· The table of Standard Normal Probabilities and graphing utilities may be used to determine normal distribution probabilities.

·
Given a *z*-score (*z*), the table of Standard Normal
Probabilities (*z*-table) shows the
area under the curve to the left of *z*.
This area represents the proportion of observations with a *z*-score less than the one specified. Table rows show the *z*-score’s whole number and tenths place.
Table columns show the hundredths place.

### ESSENTIALS

__Standard
Deviation__

A.9_{3} Given data, including data in a real-world
context, **calculate** variance and
standard deviation of a data set and **interpret**
the standard deviation.

__Z-scores__

A.9_{4} Given data, including data in a real-world
context, **calculate** and **interpret** z-score for a data set.

__Comparing
Z-scores__

A.9_{4} Given data, including data in a real-world
context, **calculate** and **interpret** z-score for a data set.

· AII.11b_{1} **Solve**
problems involving the relationship of the mean, standard deviation, and
z-score of a normally distributed data set.

__Properties
of Normal Curve__

All.11_{1} **Identify**
the properties of a normal probability distribution.

· AII.11a_{1} **Identify**
the properties of a normal distribution.

· AII.11_{1} **Use**
a graphing utility to **investigate**, **represent**, and **determine** relationships between a normally distributed data set and
its descriptive statistics.

All.11_{2} **Describe**
how the standard deviation and mean affect the graph of the normal distribution.

· AII.11a_{2} **Describe**
how the standard deviation and the mean affect the graph of the normal distribution.

All.11_{4} **Represent**
probability as area under the curve of a standard normal probability
distribution.

· AII.11c_{1} **Represent**
probability as area under the curve of a standard normal distribution.

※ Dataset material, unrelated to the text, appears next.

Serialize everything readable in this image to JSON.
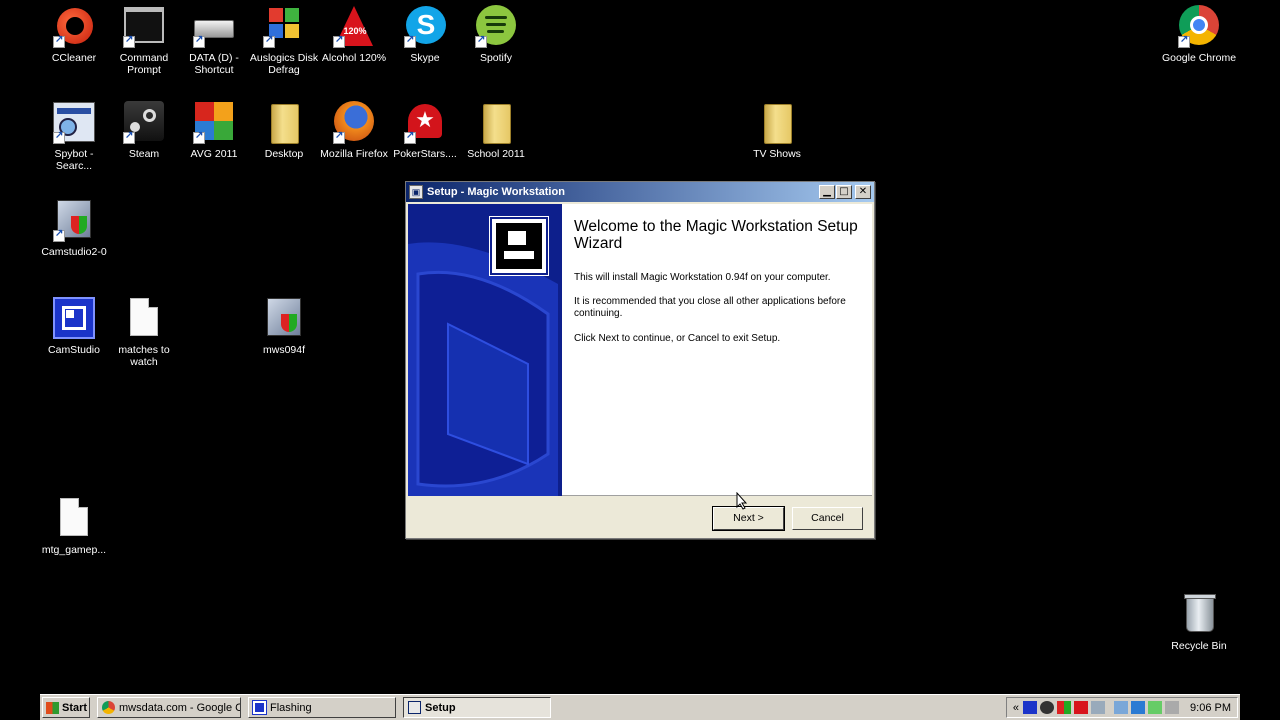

__Probability
/ Percentages__

All.11_{3} **Compare**
two sets of normally distributed data using a standard normal distribution and
z-scores.

· AII.11b_{2} **Compare**
two sets of normally distributed data using a standard normal distribution and *z*-scores, given the mean and standard
deviation.

All.11_{4} **Represent**
probability as area under the curve of a standard normal probability
distribution.

· AII.11c_{1} **Represent**
probability as area under the curve of a standard normal distribution.

All.11_{5} **Use**
the graphing calculator or a standard normal probability table to **determine** probabilities or percentiles
based on z-scores

· AII.11c_{2} **Use**
the graphing utility or a table of Standard Normal Probabilities to **determine** probabilities associated with
areas under the standard normal curve.

### KEY VOCABULARY

normal
distribution, probabilities, standard normal curve, area under normal curve,
properties, standard deviation, normal probability distribution, mean, standard
normal distribution, standard normal probability distribution, z-score,
percentile

*Updated: Oct 27, 2017*